Qualifying for the EB-3 Visa
In order to qualify for an EB-3 visa to work in the United States, individuals must already have labor certification, a job offer for a permanent and full-time job, and they must meet the U.S. Citizenship and Immigration Services (USCIS) definition of one of the following three categories:
The USCIS defines a skilled worker as an individual who has at least two (2) years of experience performing or training for a job. Additionally, the kind of work that a skilled worker will need to perform must not be available from other qualified workers in the United States.

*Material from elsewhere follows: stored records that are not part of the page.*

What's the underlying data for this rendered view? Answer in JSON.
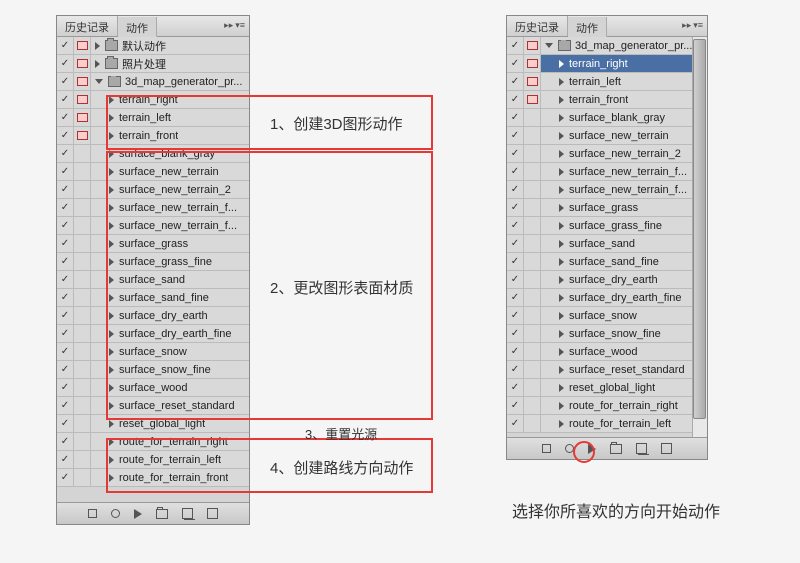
{
  "tabs": {
    "history": "历史记录",
    "actions": "动作"
  },
  "leftRows": [
    {
      "c": true,
      "d": "r",
      "exp": false,
      "depth": 0,
      "folder": true,
      "label": "默认动作"
    },
    {
      "c": true,
      "d": "r",
      "exp": false,
      "depth": 0,
      "folder": true,
      "label": "照片处理"
    },
    {
      "c": true,
      "d": "r",
      "exp": true,
      "depth": 0,
      "folder": true,
      "label": "3d_map_generator_pr..."
    },
    {
      "c": true,
      "d": "r",
      "exp": false,
      "depth": 1,
      "label": "terrain_right"
    },
    {
      "c": true,
      "d": "r",
      "exp": false,
      "depth": 1,
      "label": "terrain_left"
    },
    {
      "c": true,
      "d": "r",
      "exp": false,
      "depth": 1,
      "label": "terrain_front"
    },
    {
      "c": true,
      "d": "",
      "exp": false,
      "depth": 1,
      "label": "surface_blank_gray"
    },
    {
      "c": true,
      "d": "",
      "exp": false,
      "depth": 1,
      "label": "surface_new_terrain"
    },
    {
      "c": true,
      "d": "",
      "exp": false,
      "depth": 1,
      "label": "surface_new_terrain_2"
    },
    {
      "c": true,
      "d": "",
      "exp": false,
      "depth": 1,
      "label": "surface_new_terrain_f..."
    },
    {
      "c": true,
      "d": "",
      "exp": false,
      "depth": 1,
      "label": "surface_new_terrain_f..."
    },
    {
      "c": true,
      "d": "",
      "exp": false,
      "depth": 1,
      "label": "surface_grass"
    },
    {
      "c": true,
      "d": "",
      "exp": false,
      "depth": 1,
      "label": "surface_grass_fine"
    },
    {
      "c": true,
      "d": "",
      "exp": false,
      "depth": 1,
      "label": "surface_sand"
    },
    {
      "c": true,
      "d": "",
      "exp": false,
      "depth": 1,
      "label": "surface_sand_fine"
    },
    {
      "c": true,
      "d": "",
      "exp": false,
      "depth": 1,
      "label": "surface_dry_earth"
    },
    {
      "c": true,
      "d": "",
      "exp": false,
      "depth": 1,
      "label": "surface_dry_earth_fine"
    },
    {
      "c": true,
      "d": "",
      "exp": false,
      "depth": 1,
      "label": "surface_snow"
    },
    {
      "c": true,
      "d": "",
      "exp": false,
      "depth": 1,
      "label": "surface_snow_fine"
    },
    {
      "c": true,
      "d": "",
      "exp": false,
      "depth": 1,
      "label": "surface_wood"
    },
    {
      "c": true,
      "d": "",
      "exp": false,
      "depth": 1,
      "label": "surface_reset_standard"
    },
    {
      "c": true,
      "d": "",
      "exp": false,
      "depth": 1,
      "label": "reset_global_light"
    },
    {
      "c": true,
      "d": "",
      "exp": false,
      "depth": 1,
      "label": "route_for_terrain_right"
    },
    {
      "c": true,
      "d": "",
      "exp": false,
      "depth": 1,
      "label": "route_for_terrain_left"
    },
    {
      "c": true,
      "d": "",
      "exp": false,
      "depth": 1,
      "label": "route_for_terrain_front"
    }
  ],
  "rightRows": [
    {
      "c": true,
      "d": "r",
      "exp": true,
      "depth": 0,
      "folder": true,
      "label": "3d_map_generator_pr..."
    },
    {
      "c": true,
      "d": "r",
      "exp": false,
      "depth": 1,
      "sel": true,
      "label": "terrain_right"
    },
    {
      "c": true,
      "d": "r",
      "exp": false,
      "depth": 1,
      "label": "terrain_left"
    },
    {
      "c": true,
      "d": "r",
      "exp": false,
      "depth": 1,
      "label": "terrain_front"
    },
    {
      "c": true,
      "d": "",
      "exp": false,
      "depth": 1,
      "label": "surface_blank_gray"
    },
    {
      "c": true,
      "d": "",
      "exp": false,
      "depth": 1,
      "label": "surface_new_terrain"
    },
    {
      "c": true,
      "d": "",
      "exp": false,
      "depth": 1,
      "label": "surface_new_terrain_2"
    },
    {
      "c": true,
      "d": "",
      "exp": false,
      "depth": 1,
      "label": "surface_new_terrain_f..."
    },
    {
      "c": true,
      "d": "",
      "exp": false,
      "depth": 1,
      "label": "surface_new_terrain_f..."
    },
    {
      "c": true,
      "d": "",
      "exp": false,
      "depth": 1,
      "label": "surface_grass"
    },
    {
      "c": true,
      "d": "",
      "exp": false,
      "depth": 1,
      "label": "surface_grass_fine"
    },
    {
      "c": true,
      "d": "",
      "exp": false,
      "depth": 1,
      "label": "surface_sand"
    },
    {
      "c": true,
      "d": "",
      "exp": false,
      "depth": 1,
      "label": "surface_sand_fine"
    },
    {
      "c": true,
      "d": "",
      "exp": false,
      "depth": 1,
      "label": "surface_dry_earth"
    },
    {
      "c": true,
      "d": "",
      "exp": false,
      "depth": 1,
      "label": "surface_dry_earth_fine"
    },
    {
      "c": true,
      "d": "",
      "exp": false,
      "depth": 1,
      "label": "surface_snow"
    },
    {
      "c": true,
      "d": "",
      "exp": false,
      "depth": 1,
      "label": "surface_snow_fine"
    },
    {
      "c": true,
      "d": "",
      "exp": false,
      "depth": 1,
      "label": "surface_wood"
    },
    {
      "c": true,
      "d": "",
      "exp": false,
      "depth": 1,
      "label": "surface_reset_standard"
    },
    {
      "c": true,
      "d": "",
      "exp": false,
      "depth": 1,
      "label": "reset_global_light"
    },
    {
      "c": true,
      "d": "",
      "exp": false,
      "depth": 1,
      "label": "route_for_terrain_right"
    },
    {
      "c": true,
      "d": "",
      "exp": false,
      "depth": 1,
      "label": "route_for_terrain_left"
    }
  ],
  "notes": {
    "n1": "1、创建3D图形动作",
    "n2": "2、更改图形表面材质",
    "n3": "3、重置光源",
    "n4": "4、创建路线方向动作"
  },
  "caption": "选择你所喜欢的方向开始动作"
}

Professionals are defined as individuals who hold either a U.S. baccalaureate degree or what is considered to be a foreign degree equivalent—the degree must be a normal requirement for the position the foreign worker intends to accept. As is the case with skilled workers, the work that foreign professionals intend to perform must not be already available from the U.S. workforce. It is not possible to substitute experience or any other education for a baccalaureate degree.
Unskilled Workers (Other Workers)
To meet the USCIS definition of an “unskilled worker,” applicants must be able to perform any form of unskilled labor that other qualified workers in the United States cannot perform. These positions cannot be classified as temporary or seasonal in nature. Unskilled labor is defined as labor that requires less than two years of experience or training to perform.
Contact an Immigration Attorney
If you would like to learn more about the process of working through the EB-3 visa application, you should reach out to a lawyer who understands what will be asked of you each and every step of the way. To speak with an immigration attorney from AmLaw Group about the particulars of your situation, please call our offices at (786) 876-9919 today.
Ask A Business Immigration Lawyer
What are the requirements for an H1B1 Visa?
Can L-1A Visa Be Transferred to Another Company?
Washington DC Office